A day off from instruction allowed me to visit some friends who live near Wick. The flight there takes around 40 minutes compared with 2.5 hours by road, making that remote corner of the UK much more accessible.
Wick John O’Groats airport itself was NOTAMed open, but operating with restricted hours to allow ATC to have breaks. Commercial flights have ceased completely after both LoganAir and Eastern Airways pulled out, although the local Chamber of Commerce is making a business case for resumption as a Public Service Obligation. The airport, operated by HIAL, is well equipped with a modern passenger terminal, full ATC with instrument approaches (including RNAV), and all the equipment required for a full commercial passenger service. It just doesn’t have any commercial flights or passengers for the foreseeable future.
A phone call to ATC quickly obtained the required PPR. I could probably have paid my landing fee in the terminal but a further phone call to the nice people at Far North Aviation who handle small aircraft clarified that they could provide that service.
Inverness to Wick
The flight up was pretty uneventful, just needing to avoid the active Tain Danger Area. I had hoped to fly VFR and follow some of the path of the railway line (shown in black above), which winds and weaves its way between settlements with quite a lot of deviation. Cloud north of Dornoch put paid to that idea.

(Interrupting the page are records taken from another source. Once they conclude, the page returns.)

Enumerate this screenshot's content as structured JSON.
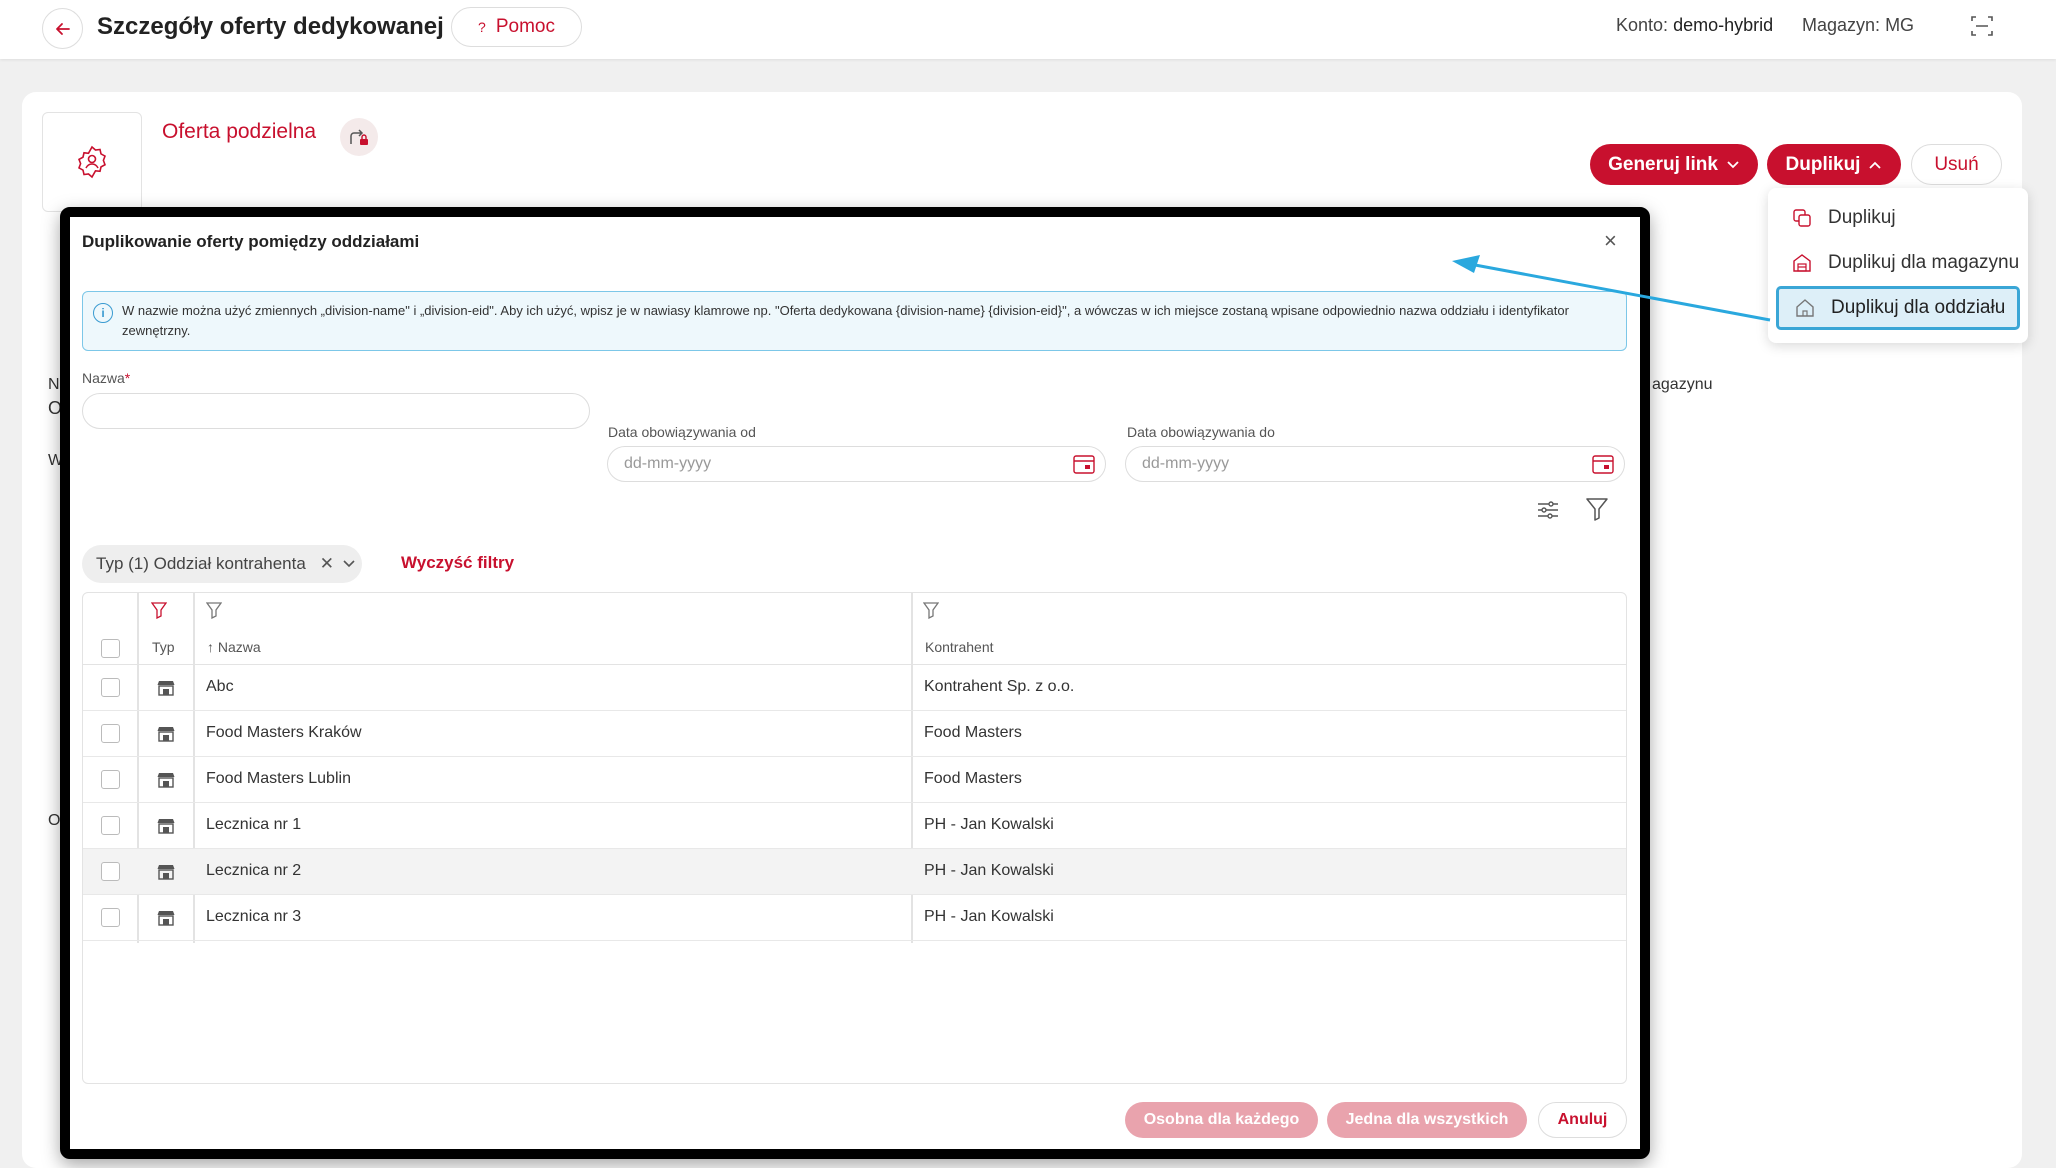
{
  "header": {
    "title": "Szczegóły oferty dedykowanej",
    "help_label": "Pomoc",
    "account_label": "Konto:",
    "account_value": "demo-hybrid",
    "warehouse_label": "Magazyn:",
    "warehouse_value": "MG"
  },
  "offer": {
    "title": "Oferta podzielna",
    "buttons": {
      "generate_link": "Generuj link",
      "duplicate": "Duplikuj",
      "delete": "Usuń"
    }
  },
  "duplicate_menu": {
    "items": [
      {
        "label": "Duplikuj",
        "icon": "copy-icon"
      },
      {
        "label": "Duplikuj dla magazynu",
        "icon": "warehouse-icon"
      },
      {
        "label": "Duplikuj dla oddziału",
        "icon": "home-icon"
      }
    ]
  },
  "background_fragments": {
    "f1": "N",
    "f2": "O",
    "f3": "W",
    "f4": "O",
    "f5": "agazynu"
  },
  "modal": {
    "title": "Duplikowanie oferty pomiędzy oddziałami",
    "info": "W nazwie można użyć zmiennych „division-name\" i „division-eid\". Aby ich użyć, wpisz je w nawiasy klamrowe np. \"Oferta dedykowana {division-name} {division-eid}\", a wówczas w ich miejsce zostaną wpisane odpowiednio nazwa oddziału i identyfikator zewnętrzny.",
    "name_label": "Nazwa",
    "name_required": "*",
    "name_value": "",
    "date_from_label": "Data obowiązywania od",
    "date_from_placeholder": "dd-mm-yyyy",
    "date_to_label": "Data obowiązywania do",
    "date_to_placeholder": "dd-mm-yyyy",
    "filter_chip": "Typ (1) Oddział kontrahenta",
    "clear_filters": "Wyczyść filtry",
    "table": {
      "columns": {
        "type": "Typ",
        "name": "Nazwa",
        "contractor": "Kontrahent"
      },
      "rows": [
        {
          "name": "Abc",
          "contractor": "Kontrahent Sp. z o.o."
        },
        {
          "name": "Food Masters Kraków",
          "contractor": "Food Masters"
        },
        {
          "name": "Food Masters Lublin",
          "contractor": "Food Masters"
        },
        {
          "name": "Lecznica nr 1",
          "contractor": "PH - Jan Kowalski"
        },
        {
          "name": "Lecznica nr 2",
          "contractor": "PH - Jan Kowalski"
        },
        {
          "name": "Lecznica nr 3",
          "contractor": "PH - Jan Kowalski"
        }
      ]
    },
    "footer": {
      "separate": "Osobna dla każdego",
      "single": "Jedna dla wszystkich",
      "cancel": "Anuluj"
    }
  },
  "colors": {
    "brand": "#c8102e",
    "brand_disabled": "#e9a3ad",
    "info_border": "#7cc7e8",
    "highlight": "#3aa6d6"
  }
}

I flew through patchy cloud well above Minimum Safety Altitude and made better progress than expected so arrived a few minutes ahead of schedule. I opted to practice a GPS hold at 4,000 feet well above the RNAV IAP while awaiting ATC re-opening, then requested the approach which was approved without delay. Winds were reported at 21 knots down the runway on the ground making for a slow approach ground speed and a gentle touchdown.
The apron was empty with nobody about while I parked up and walked across to Far North. They are very friendly there and easy to do business with. I’d forgotten they even have their own radio frequency so can be ready with the bowser to refuel on landing. Their primary customers are transatlantic flights for which they provide survival gear as well as fuel.

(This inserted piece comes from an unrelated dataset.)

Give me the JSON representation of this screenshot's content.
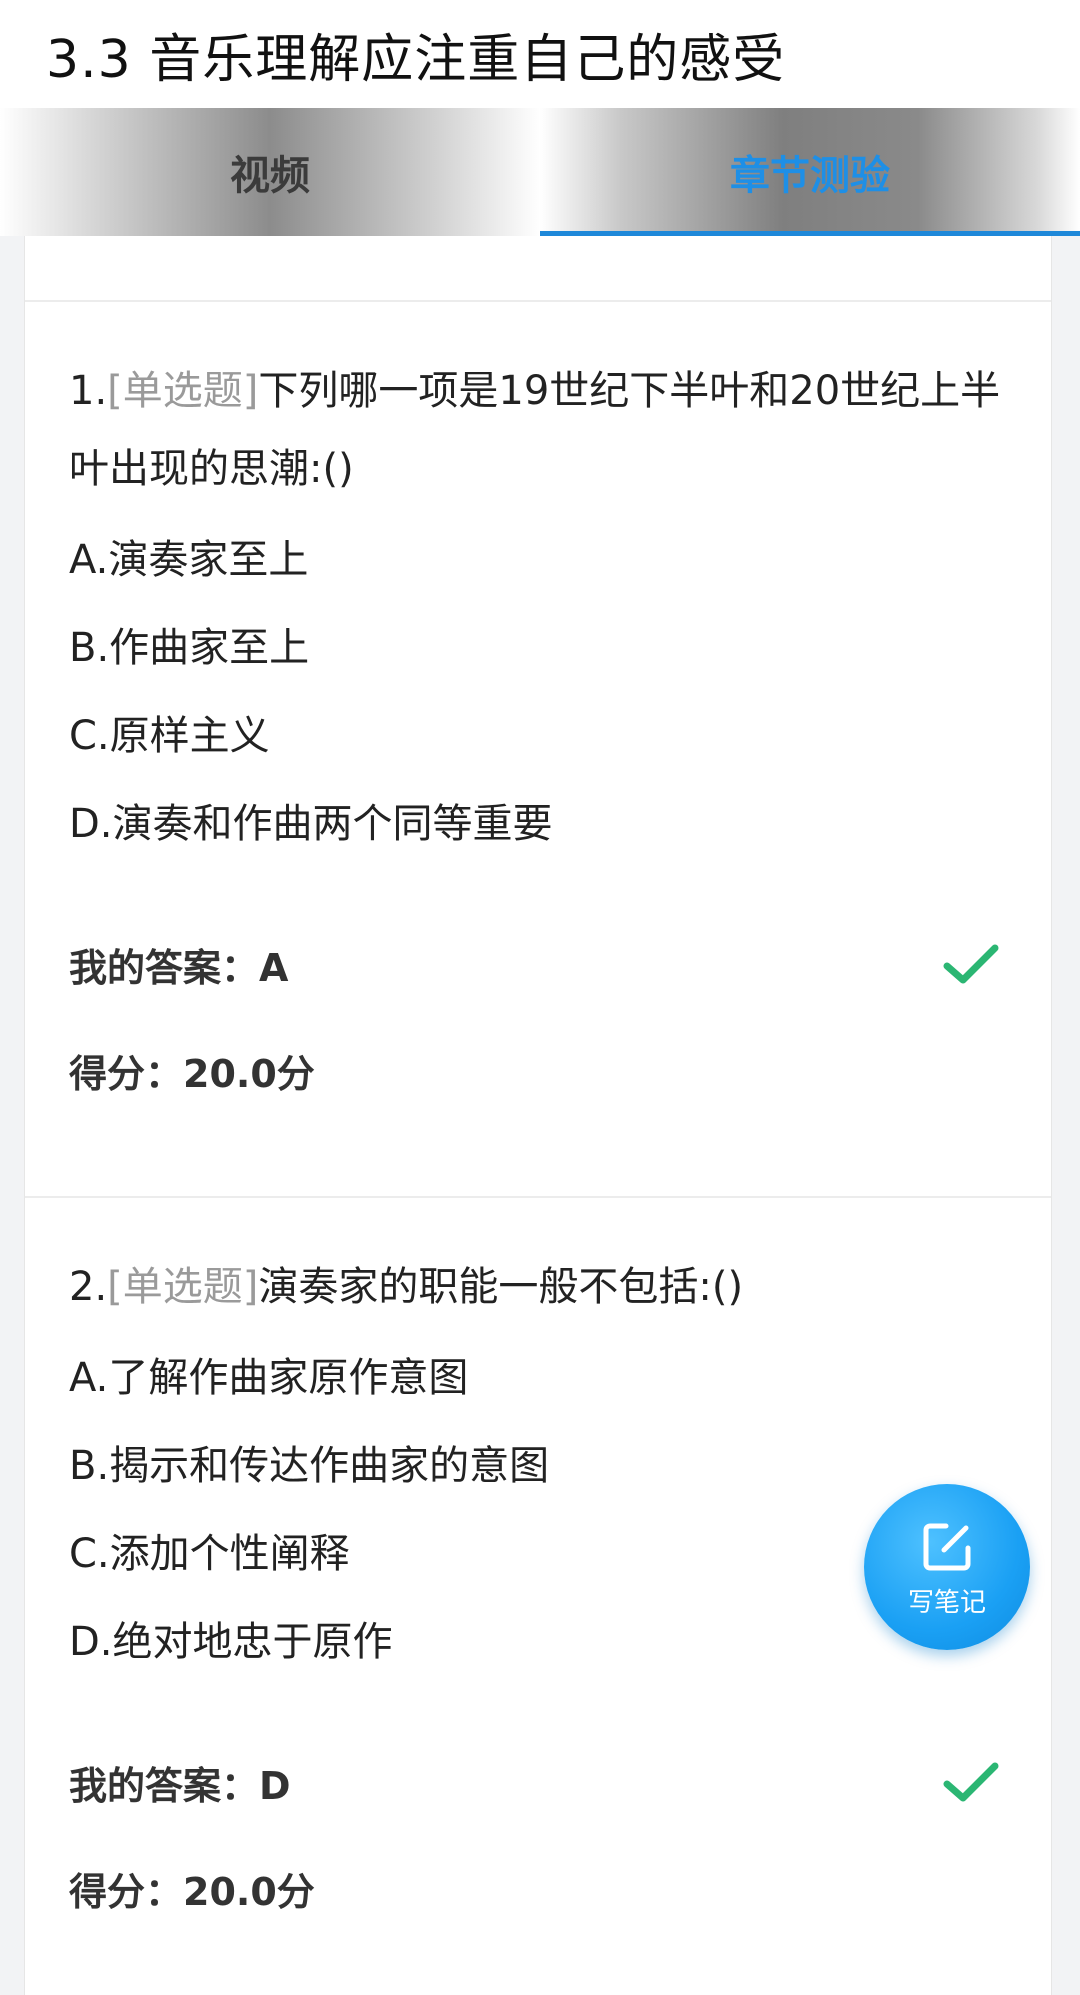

The local area
It was great to see my friends again and learn how lockdown had affected the area. The strong wind outside made it very unlikely to infect anyone and we wore masks when inside except when eating. The big developments in the area are the huge Beatrice offshore wind farm (Scotland’s largest) that generates 500 Megawatts (about twice what Dounray nuclear power station did) and a long overdue major road improvement to iron out the bends at Berriedale Braes. Local industry includes exporting Caithness slate which is in popular demand these days but overall this is not the wealthiest part of the country. I understand that there have been noticeably more camper vans in the area during lockdown, not really causing any nuisance once the camping sites re-opened and waste became easier to dispose of.
My return to the aircraft required the one security guard on duty to walk me through the side gate and inspect my pass (and photo ID). It’s hard to take this level of security seriously when there are no longer any commercial flights or obvious reasons for non-pilots to go airside. Nonetheless, HIAL procedures were followed to the letter.

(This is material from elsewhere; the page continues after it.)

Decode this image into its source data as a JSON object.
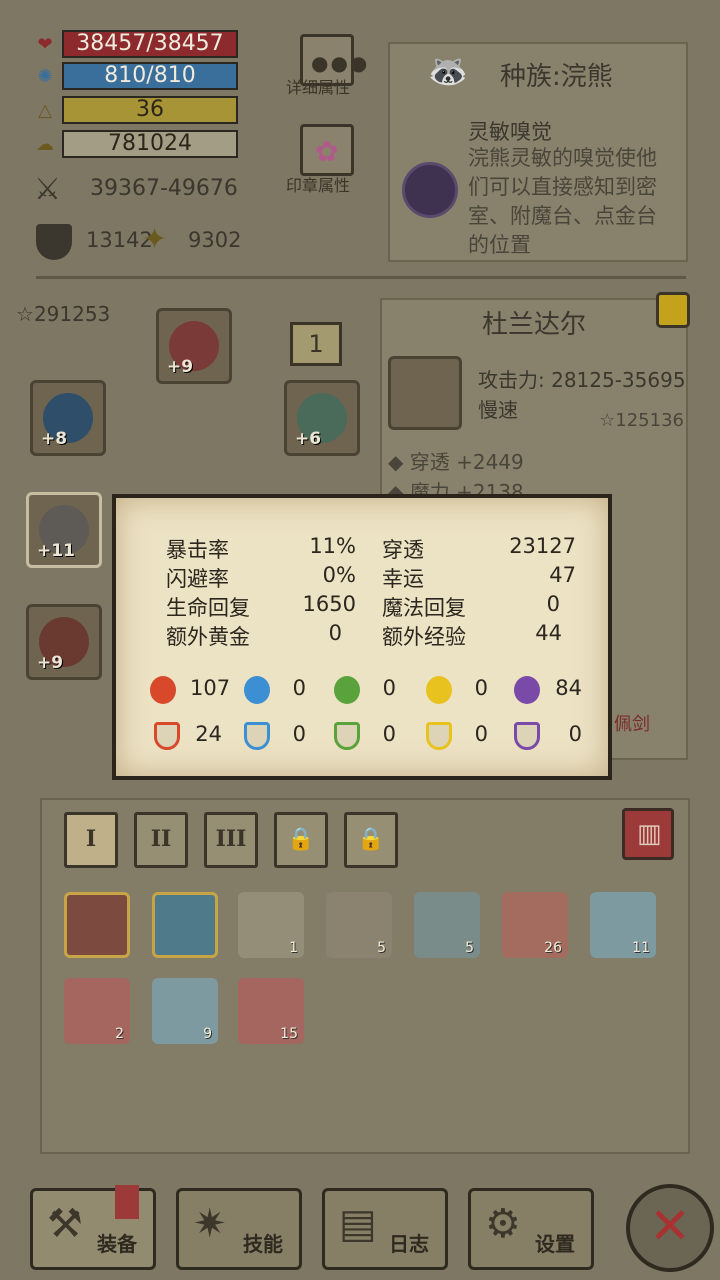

Wick to Inverness
The flight back with a following wind was fairly uneventful. Lossie Radar confirmed that the Tain Danger Area was no longer active, so a direct routing over the sea at FL55 kept me just above the clouds. I guess I could argue I was VFR so the level was appropriate. I delayed my descent in order to remain within glide range. Inverness Radar kindly provided a vectored ILS which involved a 270 degree turn to lose altitude in time and in hindsight I could easily have descended for a visual approach given the cloudbase was at least 2,500 feet. There wasn’t much other traffic around and the tower cleared me to land from about 5 miles out.
With the type and level of traffic at Wick airport today, I do wonder if full ATC service will remain commercially viable. It would seem to me that an Air/Ground service and/or self announced solution might be more appropriate, perhaps augmented by one of the those automated weather stations (ASOS) popular throughout the USA. I know that HIAL have been developing remote tower solutions, manned centrally from Inverness, but even that seems overly complex for Wick to cope with just a handful of private flights each day.